Now there is no rhyme or reason to my hour of awakening. Some days it is still before 6 and then there are days like today when I am struggling to get up before the digital numbers shift to 9.
That, you may be saying, is the joy of working on your own, out of your house and in creative endeavor. You may also be thinking I must have needed the extra sleep. All true. But then why do I still feel guilty when I allow myself the indulgence of lingering under those covers until 9?
Is it just that old habits die slowly? Or could it be that Corporate America ingrains in our heads that work must be contained between the hours of 8:30-5:30, Monday–Friday or you’re just not working? In which case they got me good.
In my old world my work was dictated by when someone else told me I should be working. There was no attention paid to when I might be most productive and never any heed to the idea that left to my own devices I would get my work done and get it done well, whether or not I got into the office at the specified hour.
But now I am my boss. And my work time is never dictated. Each day is different. Sometimes nothing gets written on Monday, but pages and pages ensue on a Saturday. And there are those days when I wake up at 4AM with the next line for my novel in my head and others when the day is spent out of the house(aka home office) and the writing begins at 9PM. But every day I write. Something. Because when I don’t, I just don’t breathe right.
I don’t know when, if ever my mindset will completely shift and I will get that it is OK to get up at 5:30 and it is OK to get up at 9:00. Perhaps this is simply because there is no boss but myself to drive me crazy. Perhaps there is some dysfunctional part of me hidden away that misses that and so I occasionally like to do it myself.

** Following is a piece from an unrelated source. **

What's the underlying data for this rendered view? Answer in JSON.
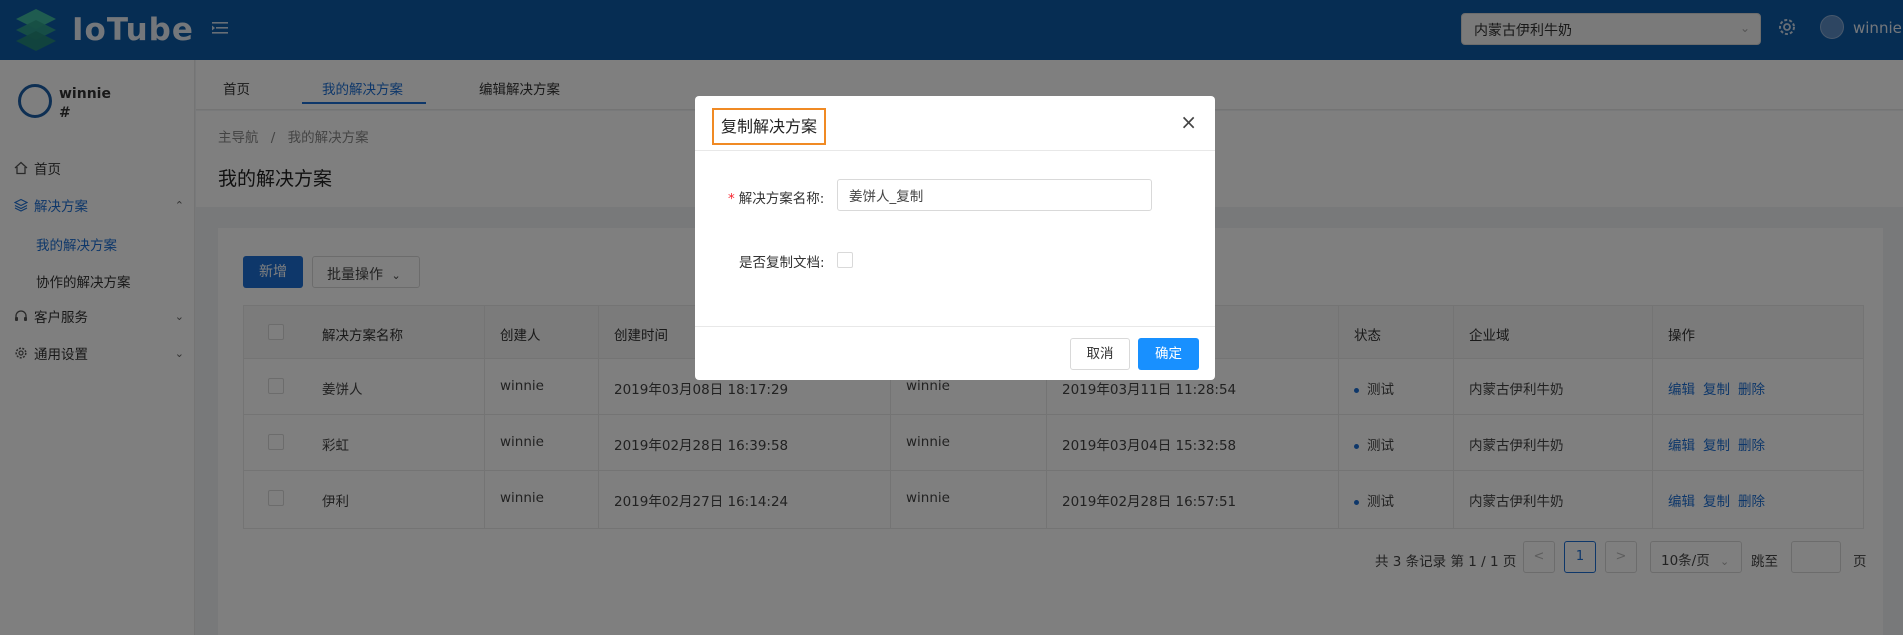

But I do know that while I got up at 9 this morning, my commute time to the kitchen for coffee was less than one minute. In another ten I had made it in front of my computer. And now, just 10:30, I have answered emails, done some free writing and written a blog. So maybe it's not the time I get up, but what I do with that time when I do.